[Dataset items]
::::::::::

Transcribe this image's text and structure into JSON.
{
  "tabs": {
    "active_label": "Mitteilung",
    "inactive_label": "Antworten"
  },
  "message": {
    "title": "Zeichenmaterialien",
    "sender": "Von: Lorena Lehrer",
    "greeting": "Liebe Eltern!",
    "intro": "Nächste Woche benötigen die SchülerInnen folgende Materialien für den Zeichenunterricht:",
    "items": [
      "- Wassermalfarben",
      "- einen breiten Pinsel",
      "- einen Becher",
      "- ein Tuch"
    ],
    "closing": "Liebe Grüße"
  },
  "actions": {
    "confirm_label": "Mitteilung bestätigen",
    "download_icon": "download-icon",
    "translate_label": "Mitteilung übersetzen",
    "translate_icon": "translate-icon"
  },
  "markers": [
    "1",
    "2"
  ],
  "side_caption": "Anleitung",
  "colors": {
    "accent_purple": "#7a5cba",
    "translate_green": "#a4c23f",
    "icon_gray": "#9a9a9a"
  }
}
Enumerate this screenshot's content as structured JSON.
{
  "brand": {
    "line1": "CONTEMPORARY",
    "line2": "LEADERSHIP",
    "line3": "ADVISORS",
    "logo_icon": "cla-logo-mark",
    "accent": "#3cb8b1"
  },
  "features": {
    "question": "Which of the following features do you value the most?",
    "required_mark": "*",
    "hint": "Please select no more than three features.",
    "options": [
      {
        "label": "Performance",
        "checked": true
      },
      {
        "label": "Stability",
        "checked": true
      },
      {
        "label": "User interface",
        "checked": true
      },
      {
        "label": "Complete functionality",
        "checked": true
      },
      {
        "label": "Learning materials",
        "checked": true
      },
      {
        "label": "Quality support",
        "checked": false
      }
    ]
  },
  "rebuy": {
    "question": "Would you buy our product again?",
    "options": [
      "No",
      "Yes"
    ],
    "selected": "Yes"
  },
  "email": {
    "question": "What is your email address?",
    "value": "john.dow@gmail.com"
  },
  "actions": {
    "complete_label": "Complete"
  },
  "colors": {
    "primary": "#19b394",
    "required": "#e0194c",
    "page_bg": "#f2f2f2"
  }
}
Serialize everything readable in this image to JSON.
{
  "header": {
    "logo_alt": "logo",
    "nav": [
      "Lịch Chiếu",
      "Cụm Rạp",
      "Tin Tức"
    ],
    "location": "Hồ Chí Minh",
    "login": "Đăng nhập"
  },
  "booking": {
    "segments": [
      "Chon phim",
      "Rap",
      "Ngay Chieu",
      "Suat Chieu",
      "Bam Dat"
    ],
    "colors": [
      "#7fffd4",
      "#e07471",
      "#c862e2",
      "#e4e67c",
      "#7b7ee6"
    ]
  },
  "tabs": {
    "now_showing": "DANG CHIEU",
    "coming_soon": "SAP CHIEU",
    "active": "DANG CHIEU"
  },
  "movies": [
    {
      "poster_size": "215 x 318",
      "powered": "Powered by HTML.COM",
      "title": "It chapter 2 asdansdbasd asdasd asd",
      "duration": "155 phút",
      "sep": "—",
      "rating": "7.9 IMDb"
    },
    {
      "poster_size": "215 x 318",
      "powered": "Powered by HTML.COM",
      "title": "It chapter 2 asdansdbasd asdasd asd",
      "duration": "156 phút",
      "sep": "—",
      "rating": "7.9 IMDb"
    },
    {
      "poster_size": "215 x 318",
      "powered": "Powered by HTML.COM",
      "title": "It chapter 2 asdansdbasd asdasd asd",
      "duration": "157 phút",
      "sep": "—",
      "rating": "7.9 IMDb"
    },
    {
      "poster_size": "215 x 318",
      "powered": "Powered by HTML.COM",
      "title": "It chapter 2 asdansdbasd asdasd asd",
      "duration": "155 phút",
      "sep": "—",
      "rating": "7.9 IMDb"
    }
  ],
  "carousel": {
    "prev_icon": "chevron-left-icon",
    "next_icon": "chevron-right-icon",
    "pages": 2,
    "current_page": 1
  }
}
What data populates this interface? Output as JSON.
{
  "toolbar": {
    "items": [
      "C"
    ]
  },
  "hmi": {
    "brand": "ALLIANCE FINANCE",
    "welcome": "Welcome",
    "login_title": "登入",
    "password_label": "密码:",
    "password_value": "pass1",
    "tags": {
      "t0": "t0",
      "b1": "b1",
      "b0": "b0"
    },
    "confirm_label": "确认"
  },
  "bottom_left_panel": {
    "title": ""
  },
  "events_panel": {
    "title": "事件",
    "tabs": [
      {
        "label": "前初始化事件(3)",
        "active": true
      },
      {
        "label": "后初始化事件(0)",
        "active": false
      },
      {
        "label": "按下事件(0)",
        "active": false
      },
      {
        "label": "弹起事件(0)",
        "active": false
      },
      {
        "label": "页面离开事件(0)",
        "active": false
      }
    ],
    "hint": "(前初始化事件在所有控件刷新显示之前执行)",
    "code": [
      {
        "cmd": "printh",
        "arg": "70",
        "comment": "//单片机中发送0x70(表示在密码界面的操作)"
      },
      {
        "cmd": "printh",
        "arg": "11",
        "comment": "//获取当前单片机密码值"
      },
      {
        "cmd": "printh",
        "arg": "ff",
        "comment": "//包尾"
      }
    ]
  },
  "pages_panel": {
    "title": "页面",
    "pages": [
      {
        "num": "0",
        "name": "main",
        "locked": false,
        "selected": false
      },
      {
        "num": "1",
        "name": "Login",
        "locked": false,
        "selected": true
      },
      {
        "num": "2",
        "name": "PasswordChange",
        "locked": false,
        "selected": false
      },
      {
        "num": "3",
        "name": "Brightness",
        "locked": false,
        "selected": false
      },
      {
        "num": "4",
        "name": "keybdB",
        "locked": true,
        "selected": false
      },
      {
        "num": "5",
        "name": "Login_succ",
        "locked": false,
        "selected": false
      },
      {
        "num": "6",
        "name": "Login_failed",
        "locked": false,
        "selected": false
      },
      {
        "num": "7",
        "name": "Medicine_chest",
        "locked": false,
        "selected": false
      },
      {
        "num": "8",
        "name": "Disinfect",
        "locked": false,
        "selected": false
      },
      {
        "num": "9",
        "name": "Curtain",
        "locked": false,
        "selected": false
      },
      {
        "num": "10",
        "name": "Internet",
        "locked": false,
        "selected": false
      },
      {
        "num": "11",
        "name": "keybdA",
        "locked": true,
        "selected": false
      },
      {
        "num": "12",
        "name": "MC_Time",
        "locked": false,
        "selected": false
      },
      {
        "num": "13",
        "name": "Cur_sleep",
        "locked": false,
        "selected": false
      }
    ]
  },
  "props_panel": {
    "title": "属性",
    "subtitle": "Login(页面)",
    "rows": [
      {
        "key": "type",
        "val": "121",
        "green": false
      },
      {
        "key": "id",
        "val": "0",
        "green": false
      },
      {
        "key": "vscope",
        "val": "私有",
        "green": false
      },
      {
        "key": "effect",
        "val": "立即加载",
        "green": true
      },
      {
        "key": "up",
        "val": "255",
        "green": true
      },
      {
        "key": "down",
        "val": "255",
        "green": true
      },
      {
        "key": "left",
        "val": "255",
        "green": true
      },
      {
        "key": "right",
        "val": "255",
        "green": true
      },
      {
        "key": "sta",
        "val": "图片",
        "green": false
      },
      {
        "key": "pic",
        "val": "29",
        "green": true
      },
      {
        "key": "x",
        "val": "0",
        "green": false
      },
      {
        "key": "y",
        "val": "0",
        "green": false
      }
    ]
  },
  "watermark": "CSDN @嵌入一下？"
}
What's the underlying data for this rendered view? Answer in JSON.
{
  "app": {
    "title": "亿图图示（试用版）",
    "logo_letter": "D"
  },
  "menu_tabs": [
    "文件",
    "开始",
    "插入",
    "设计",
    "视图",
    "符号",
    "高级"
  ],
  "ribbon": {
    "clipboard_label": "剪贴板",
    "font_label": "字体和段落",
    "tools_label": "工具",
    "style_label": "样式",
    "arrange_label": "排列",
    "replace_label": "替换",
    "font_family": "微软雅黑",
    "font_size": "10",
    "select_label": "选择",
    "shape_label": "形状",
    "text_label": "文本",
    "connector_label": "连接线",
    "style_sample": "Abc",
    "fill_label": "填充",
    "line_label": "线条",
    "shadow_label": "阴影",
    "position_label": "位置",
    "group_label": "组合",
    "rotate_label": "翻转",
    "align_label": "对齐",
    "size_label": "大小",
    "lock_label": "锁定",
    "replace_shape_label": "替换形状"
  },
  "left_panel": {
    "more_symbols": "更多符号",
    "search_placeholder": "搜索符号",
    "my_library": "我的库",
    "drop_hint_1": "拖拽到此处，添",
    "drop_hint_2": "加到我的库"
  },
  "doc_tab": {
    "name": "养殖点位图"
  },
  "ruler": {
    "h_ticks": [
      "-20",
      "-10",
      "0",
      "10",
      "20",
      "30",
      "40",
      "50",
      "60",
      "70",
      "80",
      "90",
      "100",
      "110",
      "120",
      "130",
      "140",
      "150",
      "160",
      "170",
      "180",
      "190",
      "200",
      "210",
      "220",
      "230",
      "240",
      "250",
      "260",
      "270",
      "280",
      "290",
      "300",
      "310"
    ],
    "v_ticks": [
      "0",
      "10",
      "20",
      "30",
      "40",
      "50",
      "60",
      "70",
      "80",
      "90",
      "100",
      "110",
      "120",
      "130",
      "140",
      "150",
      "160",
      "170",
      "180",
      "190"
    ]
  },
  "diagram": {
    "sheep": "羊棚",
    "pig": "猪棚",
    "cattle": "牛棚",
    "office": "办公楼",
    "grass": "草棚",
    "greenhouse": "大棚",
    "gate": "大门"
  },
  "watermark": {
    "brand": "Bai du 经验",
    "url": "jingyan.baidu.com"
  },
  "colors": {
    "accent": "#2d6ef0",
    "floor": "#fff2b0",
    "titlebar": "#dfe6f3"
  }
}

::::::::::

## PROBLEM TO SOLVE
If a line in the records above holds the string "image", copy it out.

## ANSWER
Transcribe this image's text and structure into JSON.
Serialize everything readable in this image to JSON.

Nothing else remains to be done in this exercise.